What is required =>
After reading the entries below, report how many lines have the string "title" in them, giving the number alone.

[Dataset rows describing interfaces]

[Start of section]

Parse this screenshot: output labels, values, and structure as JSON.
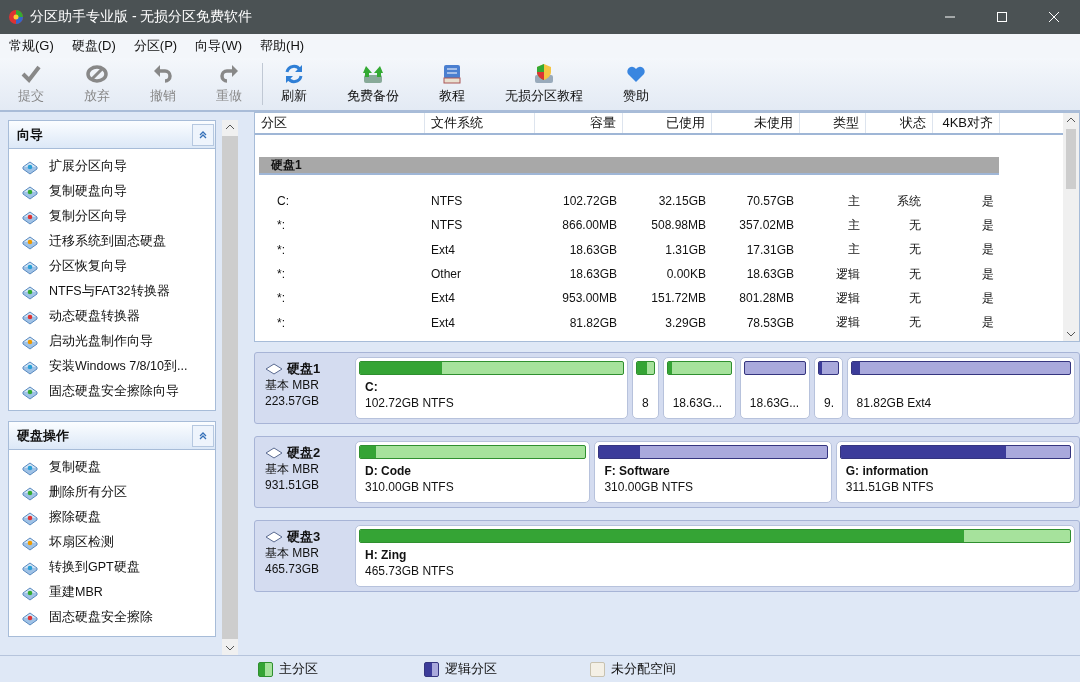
{
  "window": {
    "title": "分区助手专业版 - 无损分区免费软件"
  },
  "menu": [
    {
      "label": "常规(G)"
    },
    {
      "label": "硬盘(D)"
    },
    {
      "label": "分区(P)"
    },
    {
      "label": "向导(W)"
    },
    {
      "label": "帮助(H)"
    }
  ],
  "toolbar": [
    {
      "label": "提交",
      "disabled": true
    },
    {
      "label": "放弃",
      "disabled": true
    },
    {
      "label": "撤销",
      "disabled": true
    },
    {
      "label": "重做",
      "disabled": true
    },
    {
      "label": "刷新",
      "disabled": false
    },
    {
      "label": "免费备份",
      "disabled": false
    },
    {
      "label": "教程",
      "disabled": false
    },
    {
      "label": "无损分区教程",
      "disabled": false
    },
    {
      "label": "赞助",
      "disabled": false
    }
  ],
  "sidebar": {
    "panels": [
      {
        "title": "向导",
        "expanded": true,
        "items": [
          "扩展分区向导",
          "复制硬盘向导",
          "复制分区向导",
          "迁移系统到固态硬盘",
          "分区恢复向导",
          "NTFS与FAT32转换器",
          "动态硬盘转换器",
          "启动光盘制作向导",
          "安装Windows 7/8/10到...",
          "固态硬盘安全擦除向导"
        ]
      },
      {
        "title": "硬盘操作",
        "expanded": true,
        "items": [
          "复制硬盘",
          "删除所有分区",
          "擦除硬盘",
          "坏扇区检测",
          "转换到GPT硬盘",
          "重建MBR",
          "固态硬盘安全擦除"
        ]
      }
    ]
  },
  "table": {
    "columns": [
      "分区",
      "文件系统",
      "容量",
      "已使用",
      "未使用",
      "类型",
      "状态",
      "4KB对齐"
    ],
    "groups": [
      {
        "label": "硬盘1",
        "rows": [
          [
            "C:",
            "NTFS",
            "102.72GB",
            "32.15GB",
            "70.57GB",
            "主",
            "系统",
            "是"
          ],
          [
            "*:",
            "NTFS",
            "866.00MB",
            "508.98MB",
            "357.02MB",
            "主",
            "无",
            "是"
          ],
          [
            "*:",
            "Ext4",
            "18.63GB",
            "1.31GB",
            "17.31GB",
            "主",
            "无",
            "是"
          ],
          [
            "*:",
            "Other",
            "18.63GB",
            "0.00KB",
            "18.63GB",
            "逻辑",
            "无",
            "是"
          ],
          [
            "*:",
            "Ext4",
            "953.00MB",
            "151.72MB",
            "801.28MB",
            "逻辑",
            "无",
            "是"
          ],
          [
            "*:",
            "Ext4",
            "81.82GB",
            "3.29GB",
            "78.53GB",
            "逻辑",
            "无",
            "是"
          ]
        ]
      }
    ]
  },
  "disks": [
    {
      "name": "硬盘1",
      "type": "基本 MBR",
      "size": "223.57GB",
      "partitions": [
        {
          "kind": "primary",
          "level": 0.31,
          "name": "C:",
          "detail": "102.72GB NTFS"
        },
        {
          "kind": "primary",
          "level": 0.6,
          "detail": "8"
        },
        {
          "kind": "primary",
          "level": 0.07,
          "detail": "18.63G..."
        },
        {
          "kind": "logical",
          "detail": "18.63G..."
        },
        {
          "kind": "logical",
          "level": 0.16,
          "detail": "9."
        },
        {
          "kind": "logical",
          "level": 0.04,
          "detail": "81.82GB Ext4"
        }
      ]
    },
    {
      "name": "硬盘2",
      "type": "基本 MBR",
      "size": "931.51GB",
      "partitions": [
        {
          "kind": "primary",
          "level": 0.07,
          "name": "D: Code",
          "detail": "310.00GB NTFS"
        },
        {
          "kind": "logical",
          "level": 0.18,
          "name": "F: Software",
          "detail": "310.00GB NTFS"
        },
        {
          "kind": "logical",
          "level": 0.72,
          "name": "G: information",
          "detail": "311.51GB NTFS"
        }
      ]
    },
    {
      "name": "硬盘3",
      "type": "基本 MBR",
      "size": "465.73GB",
      "partitions": [
        {
          "kind": "primary",
          "level": 0.85,
          "name": "H: Zing",
          "detail": "465.73GB NTFS"
        }
      ]
    }
  ],
  "legend": [
    {
      "kind": "primary",
      "label": "主分区"
    },
    {
      "kind": "logical",
      "label": "逻辑分区"
    },
    {
      "kind": "unallocated",
      "label": "未分配空间"
    }
  ]
}
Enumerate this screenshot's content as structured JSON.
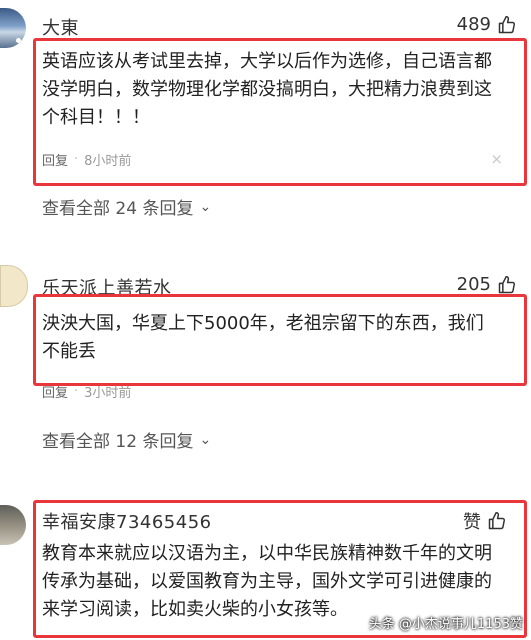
{
  "comments": [
    {
      "username": "大東",
      "likes": "489",
      "lines": [
        "英语应该从考试里去掉，大学以后作为选修，自己语言都",
        "没学明白，数学物理化学都没搞明白，大把精力浪费到这",
        "个科目！！！"
      ],
      "reply_label": "回复",
      "time": "8小时前",
      "view_all": "查看全部 24 条回复"
    },
    {
      "username": "乐天派上善若水",
      "likes": "205",
      "lines": [
        "泱泱大国，华夏上下5000年，老祖宗留下的东西，我们",
        "不能丢"
      ],
      "reply_label": "回复",
      "time": "3小时前",
      "view_all": "查看全部 12 条回复"
    },
    {
      "username": "幸福安康73465456",
      "likes": "赞",
      "lines": [
        "教育本来就应以汉语为主，以中华民族精神数千年的文明",
        "传承为基础，以爱国教育为主导，国外文学可引进健康的",
        "来学习阅读，比如卖火柴的小女孩等。"
      ]
    }
  ],
  "close_symbol": "×",
  "chevron": "⌄",
  "watermark": "头条 @小杰说事儿1153赞",
  "icons": {
    "like": "thumbs-up-icon",
    "close": "close-icon"
  },
  "colors": {
    "highlight": "#e8363b",
    "text": "#222222"
  }
}
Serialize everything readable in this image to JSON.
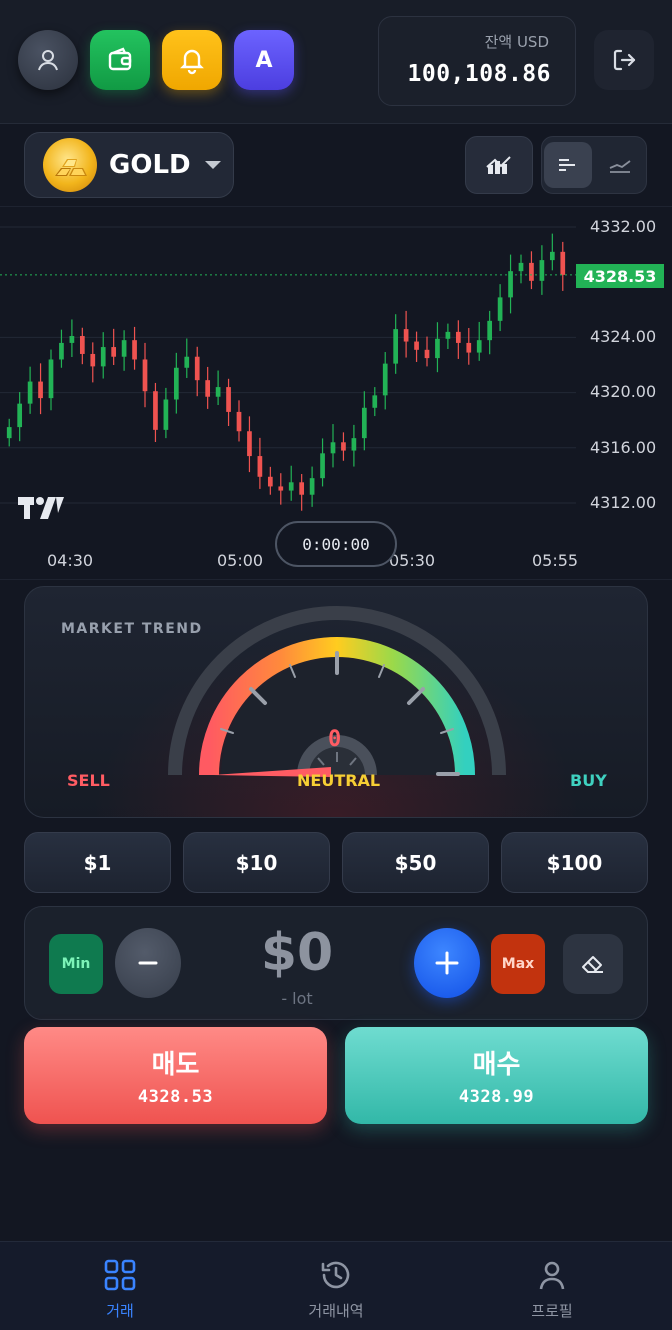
{
  "header": {
    "avatar_letter": "A",
    "balance_label": "잔액 USD",
    "balance_value": "100,108.86"
  },
  "symbol": {
    "name": "GOLD"
  },
  "chart": {
    "current_price": "4328.53",
    "y_labels": [
      "4332.00",
      "4324.00",
      "4320.00",
      "4316.00",
      "4312.00"
    ],
    "x_labels": [
      "04:30",
      "05:00",
      "05:30",
      "05:55"
    ],
    "timer": "0:00:00",
    "colors": {
      "up": "#22b356",
      "down": "#ef5350",
      "price_line": "#22b356"
    }
  },
  "chart_data": {
    "type": "candlestick",
    "y_ticks": [
      4312,
      4316,
      4320,
      4324,
      4332
    ],
    "ylim": [
      4308.5,
      4333.5
    ],
    "x_ticks": [
      "04:30",
      "05:00",
      "05:30",
      "05:55"
    ],
    "last_price": 4328.53,
    "closes": [
      4317.5,
      4319.2,
      4320.8,
      4319.6,
      4322.4,
      4323.6,
      4324.1,
      4322.8,
      4321.9,
      4323.3,
      4322.6,
      4323.8,
      4322.4,
      4320.1,
      4317.3,
      4319.5,
      4321.8,
      4322.6,
      4320.9,
      4319.7,
      4320.4,
      4318.6,
      4317.2,
      4315.4,
      4313.9,
      4313.2,
      4312.9,
      4313.5,
      4312.6,
      4313.8,
      4315.6,
      4316.4,
      4315.8,
      4316.7,
      4318.9,
      4319.8,
      4322.1,
      4324.6,
      4323.7,
      4323.1,
      4322.5,
      4323.9,
      4324.4,
      4323.6,
      4322.9,
      4323.8,
      4325.2,
      4326.9,
      4328.8,
      4329.4,
      4328.1,
      4329.6,
      4330.2,
      4328.53
    ]
  },
  "trend": {
    "title": "MARKET TREND",
    "value": "0",
    "sell_label": "SELL",
    "neutral_label": "NEUTRAL",
    "buy_label": "BUY",
    "level": 0
  },
  "amounts": [
    "$1",
    "$10",
    "$50",
    "$100"
  ],
  "stepper": {
    "min_label": "Min",
    "max_label": "Max",
    "amount": "$0",
    "lot": "- lot"
  },
  "trade": {
    "sell_label": "매도",
    "sell_price": "4328.53",
    "buy_label": "매수",
    "buy_price": "4328.99"
  },
  "nav": [
    {
      "label": "거래",
      "icon": "grid-icon"
    },
    {
      "label": "거래내역",
      "icon": "history-icon"
    },
    {
      "label": "프로필",
      "icon": "user-icon"
    }
  ]
}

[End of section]

Solution =>
4